Endometriosis is found in up to 10 percent of women of child-bearing age. It occurs when tissue that normally lines the inside of the womb and that is normally shed during the menstrual period instead grows outside of the uterus. This misplaced tissue usually attaches itself to the lining of the pelvic cavity, ovaries, and fallopian tubes but it sometimes can be found on other internal organs and even on the brain, the lungs, and skin.
Endometriosis is difficult to detect and ranges between causing no pain at all to causing severe, debilitating pain. For those women who do experience pain, it is usually felt as an increase in the pain of menstrual cramps, chronic pain in the lower back and pelvis, pain during sexual intercourse, and difficulties with urination or elimination. In some cases, endometriosis can cause infertility or even a type of ovarian cancer. Unfortunately, endometriosis can only be accurately diagnosed through surgery during which a visual inspection of the pelvic area as well as tissue biopsies are performed.
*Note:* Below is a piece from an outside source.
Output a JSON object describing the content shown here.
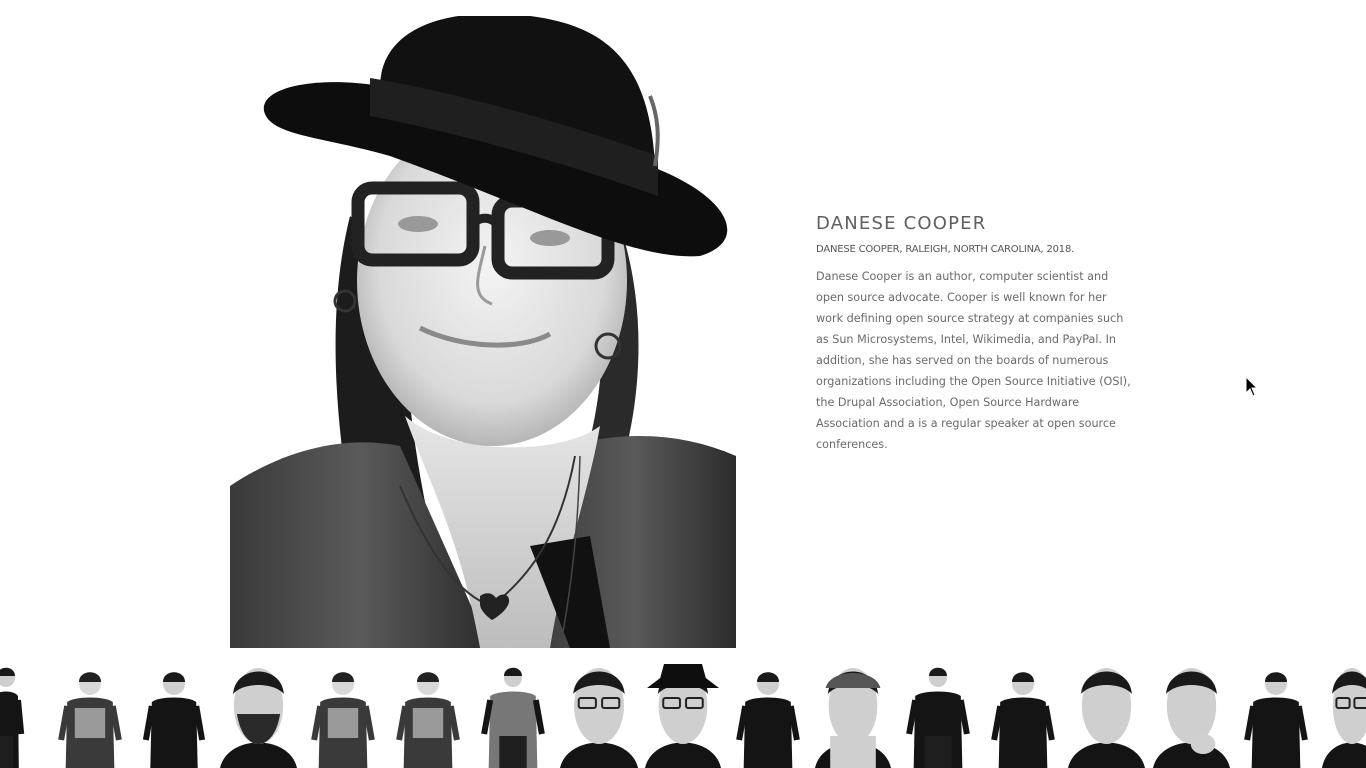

Researchers searching for a cause of this condition measured the blood levels of two organochlorine pesticides, mirex and beta HCH, which, although banned in the United States for decades, are still found in fish and dairy products. Prior studies of these chemicals suggested that they may act as hormone disrupters, which could alter the function of the uterus and the ovaries and raise the risk of reproductive diseases.
In a study of 248 women recently diagnosed and 538 women who did not have endometriosis, researchers found that high exposure to mirex was linked to a 50 percent increased risk, while those who had been exposed to beta HCH had an increased risk of developing endometriosis of 30 to 70 percent. The results provided in this study by the Epidemiology Branch of the National Institute of Environmental Health Sciences showed a definite link between endometriosis and these banned pesticides.
Kristen Upson, the lead author of the study, said in a press release that “We found it interesting that despite organochlorine pesticides being restricted in use or banned in the U.S. for the past several decades, these chemicals were detectable in the blood samples of women in our study and were associated with increased endometriosis risk. The take-home message from our study is that persistent environmental chemicals, even those used in the past, may affect the health of the current generation of reproductive-age women with regard to a hormonally driven disease.”
Discovering the link between banned pesticides and endometriosis is an important first step in the field of both reproductive health and environmental study. “We hope our findings will help inform current global policymaking to reduce or eliminate their use,” said Upson. If nothing else, the study is a warning that despite our best efforts at correcting our mistakes, the damage done to the environment now can harm the health of further generations.
By Jennifer Pfalz